Every year, between 500 and 700 Palestinian children are arrested by the Israeli army—some as young as eleven years old—for throwing rocks at Israeli settlers, a form of civil disobedience that originates from the first Intifada in 1987. Although most of the charges are for stone throwing, some minors are arrested for more serious offences such as membership in gang organizations or for using weapons. The Israeli army categorizes rock throwing as a serious offence that can cause injury or death. “It sounds like the Israel Defence Forces (IDF) is just arresting kids, but people don’t understand that these kids are very violent […] they are endangering the lives of Israelis," said Arye Shalitar, a spokesperson for the Israeli military in a Reuters interview.

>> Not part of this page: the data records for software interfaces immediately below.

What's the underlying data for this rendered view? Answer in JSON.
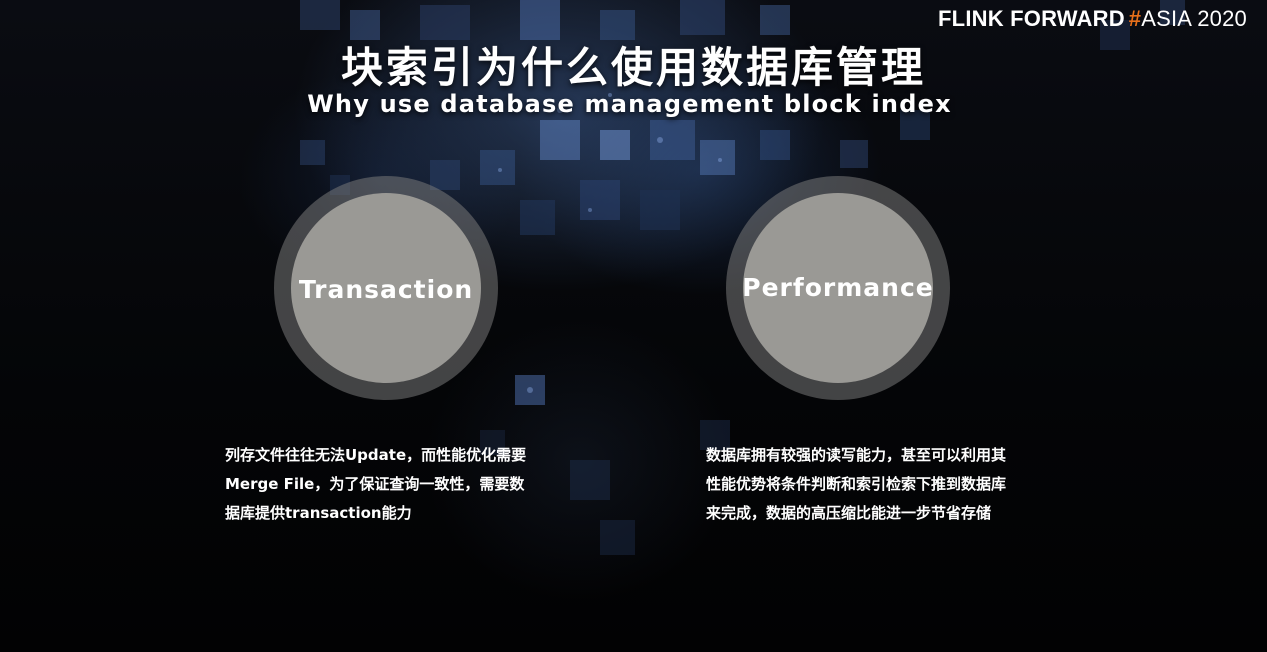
{
  "brand": {
    "name": "FLINK FORWARD",
    "hash": "#",
    "event": "ASIA 2020",
    "accent_color": "#e8701a"
  },
  "title": {
    "cn": "块索引为什么使用数据库管理",
    "en": "Why use database management block index"
  },
  "circles": [
    {
      "label": "Transaction"
    },
    {
      "label": "Performance"
    }
  ],
  "descriptions": [
    {
      "lines": [
        "列存文件往往无法Update，而性能优化需要",
        "Merge File，为了保证查询一致性，需要数",
        "据库提供transaction能力"
      ]
    },
    {
      "lines": [
        "数据库拥有较强的读写能力，甚至可以利用其",
        "性能优势将条件判断和索引检索下推到数据库",
        "来完成，数据的高压缩比能进一步节省存储"
      ]
    }
  ]
}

The important issue is not the fact that the children are punished for their crimes, but rather the way in which they are captured, interrogated, and detained. Military law, the legislation to which officials in occupied territories prescribe, holds several inconsistencies with international or Israeli law. Minors have a separate legal system in Israeli law; however, they are often not respected, as children are accused with adult charges in the occupied territories. The age of criminal responsibility is twelve years under the Israeli justice system, as stipulated by Israeli military order 1651, and minors under the age of fourteen can face up to a maximum of six months in prison. "The arrest, detention or imprisonment of a child [...] shall be used only as a measure of last resort and for the shortest appropriate period of time,” a fact underlined in article 37(b) of the most internationally recognized primary document protecting the rights of children, the Convention on the Rights of the Child, which was adopted by the UN in November 1989, and ratified by Israel in 1991. Another inconsistency in military law is in its definition of a minor, in which a child reaches the age of majority at sixteen rather than eighteen, the international norm.

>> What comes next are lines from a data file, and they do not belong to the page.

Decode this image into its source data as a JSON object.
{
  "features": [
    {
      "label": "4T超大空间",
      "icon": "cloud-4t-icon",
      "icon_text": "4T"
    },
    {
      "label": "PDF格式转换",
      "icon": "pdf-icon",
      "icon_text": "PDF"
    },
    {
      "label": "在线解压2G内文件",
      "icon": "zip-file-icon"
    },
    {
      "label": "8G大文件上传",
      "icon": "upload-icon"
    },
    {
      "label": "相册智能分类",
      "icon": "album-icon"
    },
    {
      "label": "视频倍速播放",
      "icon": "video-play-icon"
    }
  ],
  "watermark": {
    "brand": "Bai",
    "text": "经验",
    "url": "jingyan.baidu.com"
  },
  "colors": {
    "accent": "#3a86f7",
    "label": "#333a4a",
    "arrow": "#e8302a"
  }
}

The most common way of arrest is by abducting the children from their homes at night. “They are captured at night, blindfolded and sent to prison, where they are interrogated for hours, cuffed by their hands and feet, and most of the time without an adult present,” says field researcher for Alternatives News, Ahmad Jaradat. Unlike in Israeli and international legislation, military law makes no reference to the presence of a parent during questioning. According to B’Tselem, the Israeli Information Center for Human Rights in the Occupied Territories’ 2011 study on Palestinian child prisoners, out of 50 minors who were interviewed for the report, only two were accompanied by an adult during interrogation. The report also indicates that these minors rarely have a lawyer present during, or even after interrogation.

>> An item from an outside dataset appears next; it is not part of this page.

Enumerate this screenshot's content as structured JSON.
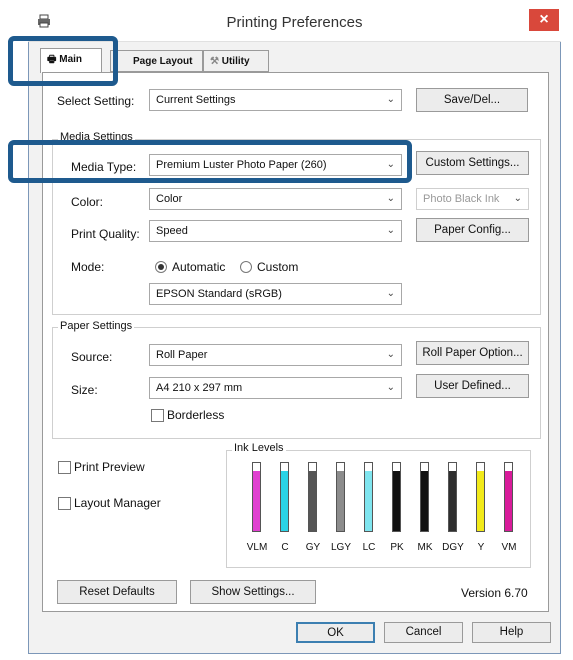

During the interrogation process, children are often subjected to informal questioning which could be used as a reference point for officials during real interrogations, subjecting them to two rounds of different questionings. They would occasionally be left handcuffed in a room alone for hours, until they were forced to confess, even if they did not commit the crime.
According to the charity Save the Children, over 98 percent of detained children reported some sort of abuse, verbal or physical. Most of these children are reported to be suffering from anxiety and nightmares, says the charity. There are even cases where minors are held in solitary confinement, in cells such as Cell 36 in Al Jalame prison in Northern Israel. Since 2008, NGO Defence for Children International (DCI) has gathered testaments from 426 minors that were imprisoned in the Israeli military justice system. Around 9 percent of them claim to have been held in solitary confinement, and this number rose to 22 percent in late 2011.
"If detainees believe they have been mistreated, especially in the case of minors […] it’s very important that these people, or people representing them, come forward and raise these issues,” said Mark Regev, spokesman for the Israeli Prime Minister, Binyamin Netanyahu in British news source, the Guardian. UNICEF declared that it would be supervising arrests and imprisonment of children and that it is currently in dialogue with the Israeli authorities to better protect child detainees. Despite these statements, the detainment of minors continues to be an ongoing issue, as just last year, 2301 children were taken into custody, and reports of mistreatment persist. B’Tselem featured a list urging fast change in Israel’s military justice system’s practices at the end of their report on the imprisonment of minors. They pressed it to set its age of minority to conform with international and Israeli norms immediately; outlaw night arrests of children; restrict interrogation times to daytime, with the presence of a parent; the opportunity to consult with a lawyer, among others.